**RECORDED INFORMATION:**
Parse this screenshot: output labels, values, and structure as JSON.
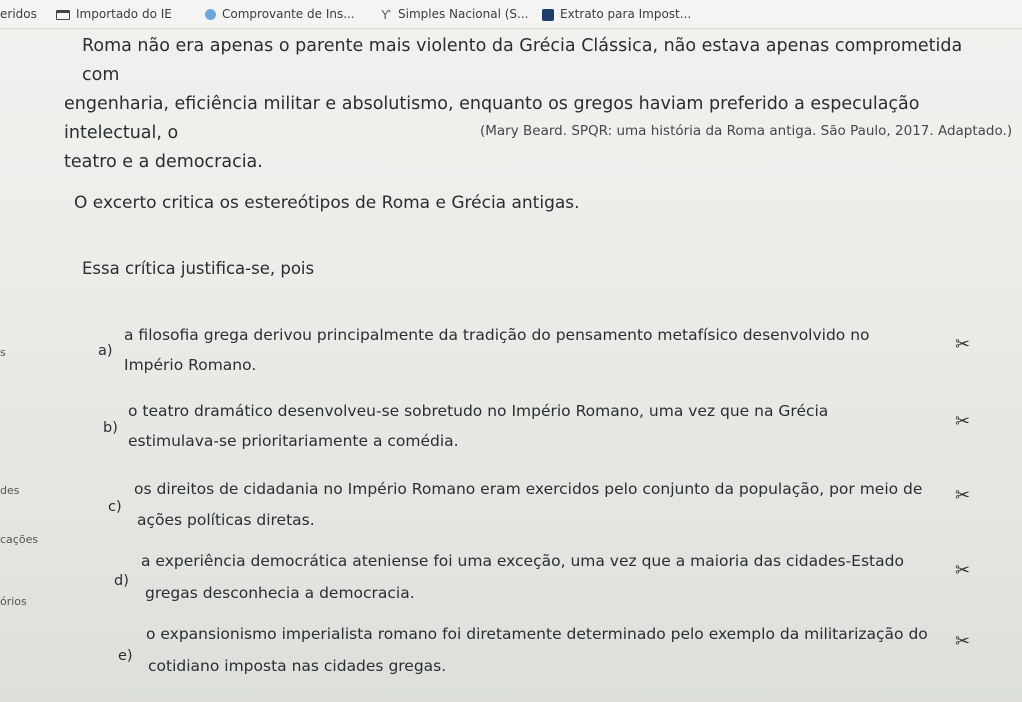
{
  "bookmarks_bar": {
    "items": [
      {
        "label": "eridos",
        "icon": "none"
      },
      {
        "label": "Importado do IE",
        "icon": "folder-icon"
      },
      {
        "label": "Comprovante de Ins...",
        "icon": "globe-icon"
      },
      {
        "label": "Simples Nacional (S...",
        "icon": "fork-icon"
      },
      {
        "label": "Extrato para Impost...",
        "icon": "bookmark-icon"
      }
    ]
  },
  "side_fragments": {
    "s1": "s",
    "s2": "des",
    "s3": "cações",
    "s4": "órios"
  },
  "passage": {
    "line1": "Roma não era apenas o parente mais violento da Grécia Clássica, não estava apenas comprometida com",
    "line2": "engenharia, eficiência militar e absolutismo, enquanto os gregos haviam preferido a especulação intelectual, o",
    "line3": "teatro e a democracia.",
    "source": "(Mary Beard. SPQR: uma história da Roma antiga. São Paulo, 2017. Adaptado.)"
  },
  "question": "O excerto critica os estereótipos de Roma e Grécia antigas.",
  "prompt": "Essa crítica justifica-se, pois",
  "options": [
    {
      "letter": "a)",
      "line1": "a filosofia grega derivou principalmente da tradição do pensamento metafísico desenvolvido no",
      "line2": "Império Romano."
    },
    {
      "letter": "b)",
      "line1": "o teatro dramático desenvolveu-se sobretudo no Império Romano, uma vez que na Grécia",
      "line2": "estimulava-se prioritariamente a comédia."
    },
    {
      "letter": "c)",
      "line1": "os direitos de cidadania no Império Romano eram exercidos pelo conjunto da população, por meio de",
      "line2": "ações políticas diretas."
    },
    {
      "letter": "d)",
      "line1": "a experiência democrática ateniense foi uma exceção, uma vez que a maioria das cidades-Estado",
      "line2": "gregas desconhecia a democracia."
    },
    {
      "letter": "e)",
      "line1": "o expansionismo imperialista romano foi diretamente determinado pelo exemplo da militarização do",
      "line2": "cotidiano imposta nas cidades gregas."
    }
  ],
  "scissors_glyph": "✂"
}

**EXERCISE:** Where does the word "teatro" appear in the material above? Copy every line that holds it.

**EXERCISE OUTPUT:**
    "line3": "teatro e a democracia.",
      "line1": "o teatro dramático desenvolveu-se sobretudo no Império Romano, uma vez que na Grécia",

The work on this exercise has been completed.